Apparently a Christian organisation called “We Can Know” assures us that the Rapture will take place on May 21st of this year, as reported by BBC Radio London broadcaster Jumoke Fashola, in a recent Inspirit programme. Those not invited to rise as faithful Christians in the Rapture will experience the “end of the world” on 21st October – there will no October 22nd – and those remaining unrisen can expect a fairly miserable time between those two dates…
“We Can Know” won’t be the first group to have proved that they really didn’t know as much as they thought they did on this point, come May 21st – and October 22nd! Over the centuries, Armageddon-prophesying has been one of the negative side effects of interpreting the Bible too literally, rather than grasping its core, life-transforming, spiritual meaning as evidenced by the healing mission of Jesus.
Jesus did not come to menace masses of the population with the threat of material annihilation, but to point all humankind to freedom from the full range of materialism’s limitations, including ill health.

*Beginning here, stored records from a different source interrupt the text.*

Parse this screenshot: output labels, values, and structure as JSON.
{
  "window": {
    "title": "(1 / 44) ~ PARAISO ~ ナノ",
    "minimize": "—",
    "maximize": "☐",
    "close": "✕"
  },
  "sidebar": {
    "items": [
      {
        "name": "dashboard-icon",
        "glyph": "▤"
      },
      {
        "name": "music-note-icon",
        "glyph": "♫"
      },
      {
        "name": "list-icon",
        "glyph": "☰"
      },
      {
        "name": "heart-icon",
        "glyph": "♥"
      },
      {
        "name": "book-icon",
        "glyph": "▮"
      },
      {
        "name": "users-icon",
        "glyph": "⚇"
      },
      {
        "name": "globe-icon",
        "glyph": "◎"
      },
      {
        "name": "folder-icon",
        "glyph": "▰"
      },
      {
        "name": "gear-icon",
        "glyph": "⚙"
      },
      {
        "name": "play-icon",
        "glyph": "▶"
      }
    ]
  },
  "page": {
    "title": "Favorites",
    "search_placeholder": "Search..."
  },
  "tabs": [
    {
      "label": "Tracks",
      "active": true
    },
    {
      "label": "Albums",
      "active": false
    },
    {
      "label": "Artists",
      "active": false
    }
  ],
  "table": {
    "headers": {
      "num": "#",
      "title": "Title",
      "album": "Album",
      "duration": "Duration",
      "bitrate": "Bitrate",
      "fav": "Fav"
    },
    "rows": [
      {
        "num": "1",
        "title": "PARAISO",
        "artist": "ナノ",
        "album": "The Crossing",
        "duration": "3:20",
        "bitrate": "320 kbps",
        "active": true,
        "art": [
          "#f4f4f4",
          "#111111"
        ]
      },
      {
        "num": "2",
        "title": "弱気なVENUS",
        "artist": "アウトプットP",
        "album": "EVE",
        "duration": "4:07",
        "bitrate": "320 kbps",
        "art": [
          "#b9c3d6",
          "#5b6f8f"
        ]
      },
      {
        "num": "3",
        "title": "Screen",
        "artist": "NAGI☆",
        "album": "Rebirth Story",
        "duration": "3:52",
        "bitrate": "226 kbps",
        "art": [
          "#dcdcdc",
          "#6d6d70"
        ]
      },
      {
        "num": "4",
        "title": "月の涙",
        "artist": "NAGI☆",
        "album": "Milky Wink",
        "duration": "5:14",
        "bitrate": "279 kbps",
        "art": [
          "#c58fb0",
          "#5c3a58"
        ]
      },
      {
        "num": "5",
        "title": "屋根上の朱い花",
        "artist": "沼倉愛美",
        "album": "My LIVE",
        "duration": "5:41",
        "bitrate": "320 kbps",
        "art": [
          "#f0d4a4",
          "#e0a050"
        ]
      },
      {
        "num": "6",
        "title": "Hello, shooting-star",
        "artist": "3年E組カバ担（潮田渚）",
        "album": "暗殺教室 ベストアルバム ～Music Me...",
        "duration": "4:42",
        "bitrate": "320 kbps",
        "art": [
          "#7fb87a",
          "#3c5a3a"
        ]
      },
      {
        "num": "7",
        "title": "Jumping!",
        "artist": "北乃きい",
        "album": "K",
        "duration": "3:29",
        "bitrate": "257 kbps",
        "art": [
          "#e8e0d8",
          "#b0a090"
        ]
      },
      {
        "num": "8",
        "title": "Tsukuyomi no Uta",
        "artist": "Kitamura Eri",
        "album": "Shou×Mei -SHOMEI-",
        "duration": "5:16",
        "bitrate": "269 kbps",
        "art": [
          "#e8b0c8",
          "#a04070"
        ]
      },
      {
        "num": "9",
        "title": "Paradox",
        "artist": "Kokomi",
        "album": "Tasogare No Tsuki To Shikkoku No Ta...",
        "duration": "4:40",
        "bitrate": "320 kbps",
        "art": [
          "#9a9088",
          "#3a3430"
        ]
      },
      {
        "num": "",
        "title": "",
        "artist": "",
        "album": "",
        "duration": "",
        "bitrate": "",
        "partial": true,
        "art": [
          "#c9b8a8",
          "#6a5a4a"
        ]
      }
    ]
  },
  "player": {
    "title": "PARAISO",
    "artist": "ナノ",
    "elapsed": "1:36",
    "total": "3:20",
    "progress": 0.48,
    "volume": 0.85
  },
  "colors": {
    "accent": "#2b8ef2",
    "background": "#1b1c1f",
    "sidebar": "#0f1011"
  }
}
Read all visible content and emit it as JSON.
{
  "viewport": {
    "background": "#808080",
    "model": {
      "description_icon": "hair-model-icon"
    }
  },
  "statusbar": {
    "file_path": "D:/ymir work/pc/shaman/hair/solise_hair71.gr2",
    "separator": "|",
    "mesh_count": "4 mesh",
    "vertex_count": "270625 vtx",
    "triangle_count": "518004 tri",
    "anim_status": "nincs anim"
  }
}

He offered, and proved, the understanding of God as impartial Love – ready, willing, and able to redeem one and all, by awakening each individual to that unyielding love of His/Hers for all.
Most people – believers and non-believers – aren’t taken in by the kind of fears that are spread through religious pronouncements of impending destruction. Sometimes, however, it can seem that an echo of that expectancy of inevitable doom is taken more to heart as the world considers the challenging issues of the day such as economy, environment, and health.
So it is helpful to take a step back occasionally and get a broader, historical view of what has been going on. Take health and wealth, for instance. The snippets of information presented on nightly news broadcasts would often seem to suggest that both these elements are in constant jeopardy. But what happens if you take an overview of the past two centuries?
Continuing in the vein of our New Years’s blog Media perspectives: Have we just left “the best decade ever”…without even knowing it?! a US colleague - Roger Whiteway from Virginia, USA - has alerted me to a British video of a (Swedish) Professor, Hans Rosling, taking a wonderfully refreshing visual look at statistics over the past 200 years….suggesting that just maybe things aren’t as bad as they seem!
Individual and collective human history can be a bit of a roller-coaster ride at times – as we are currently seeing in the Middle East! So we celebrate the discerning journalism and scholarship that also identifies the positive as well as the negative strands of news – as important as the latter are – to balance both religious doom-saying and secular doom-saying alike.
These can also be challenged in the light of the power of prayer to make a difference to humankind’s evolving history as we go forward. I love the following spiritual perspective, from Mary Baker Eddy, the founder of Christian Science: “Each successive stage of experience unfolds new views of divine goodness and love.” (Science and Health with Key to the Scriptures)